Some of the links we include
("overall" and "details" in this article) are to help you skip
forward in an article to exactly the points you want to read.
Other links we include are there so
any reader -- including us -- can follow up on related or
For instance, in this issue we mention
the birdsnest spruce's beautiful spring greenery. That's point is
the basis for the timing of our pruning but there is no reason to
show the greenery here. Yet we know people ask, "What can
be so pretty about a spruce?" and we have already illustrated its
spring beauty in What's Coming Up 45, so we linked to that
We don't think you should have to
follow every link, only that you sometimes may want to go deeper on
We have been writing on the website,

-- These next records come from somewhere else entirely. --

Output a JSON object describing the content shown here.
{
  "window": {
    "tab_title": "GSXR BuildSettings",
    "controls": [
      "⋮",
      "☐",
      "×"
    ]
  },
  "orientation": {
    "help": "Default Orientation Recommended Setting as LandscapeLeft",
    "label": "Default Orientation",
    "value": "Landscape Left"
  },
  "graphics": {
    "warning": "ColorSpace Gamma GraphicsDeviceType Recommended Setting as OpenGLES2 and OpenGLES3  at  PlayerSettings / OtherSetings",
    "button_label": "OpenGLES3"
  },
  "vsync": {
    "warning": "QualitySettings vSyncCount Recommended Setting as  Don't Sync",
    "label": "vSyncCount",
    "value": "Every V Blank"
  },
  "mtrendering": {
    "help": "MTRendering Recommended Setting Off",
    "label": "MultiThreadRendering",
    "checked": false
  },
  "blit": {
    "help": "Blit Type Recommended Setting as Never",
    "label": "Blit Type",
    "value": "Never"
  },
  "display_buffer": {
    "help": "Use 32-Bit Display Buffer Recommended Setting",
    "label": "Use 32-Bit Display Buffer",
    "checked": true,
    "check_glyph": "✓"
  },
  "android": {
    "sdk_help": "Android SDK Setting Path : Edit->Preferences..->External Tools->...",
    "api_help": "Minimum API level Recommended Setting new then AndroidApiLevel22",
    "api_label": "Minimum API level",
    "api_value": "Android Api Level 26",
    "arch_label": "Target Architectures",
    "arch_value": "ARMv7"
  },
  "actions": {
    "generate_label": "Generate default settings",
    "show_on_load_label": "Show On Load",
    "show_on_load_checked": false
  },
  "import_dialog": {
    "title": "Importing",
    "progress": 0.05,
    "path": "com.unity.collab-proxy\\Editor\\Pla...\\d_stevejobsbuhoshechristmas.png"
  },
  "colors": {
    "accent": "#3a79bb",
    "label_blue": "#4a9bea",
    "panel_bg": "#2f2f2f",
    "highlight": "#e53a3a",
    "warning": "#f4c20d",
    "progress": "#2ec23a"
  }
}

and bringing our whole library here where you can use it, precisely
because we wanted to check what we're writing now against what's
gone before. It helps with our life goal to not write the
same thing twice. However, we do know after 25 years of writing
Q&A that some questions will be repeated. Links help us answer
two questions with one article.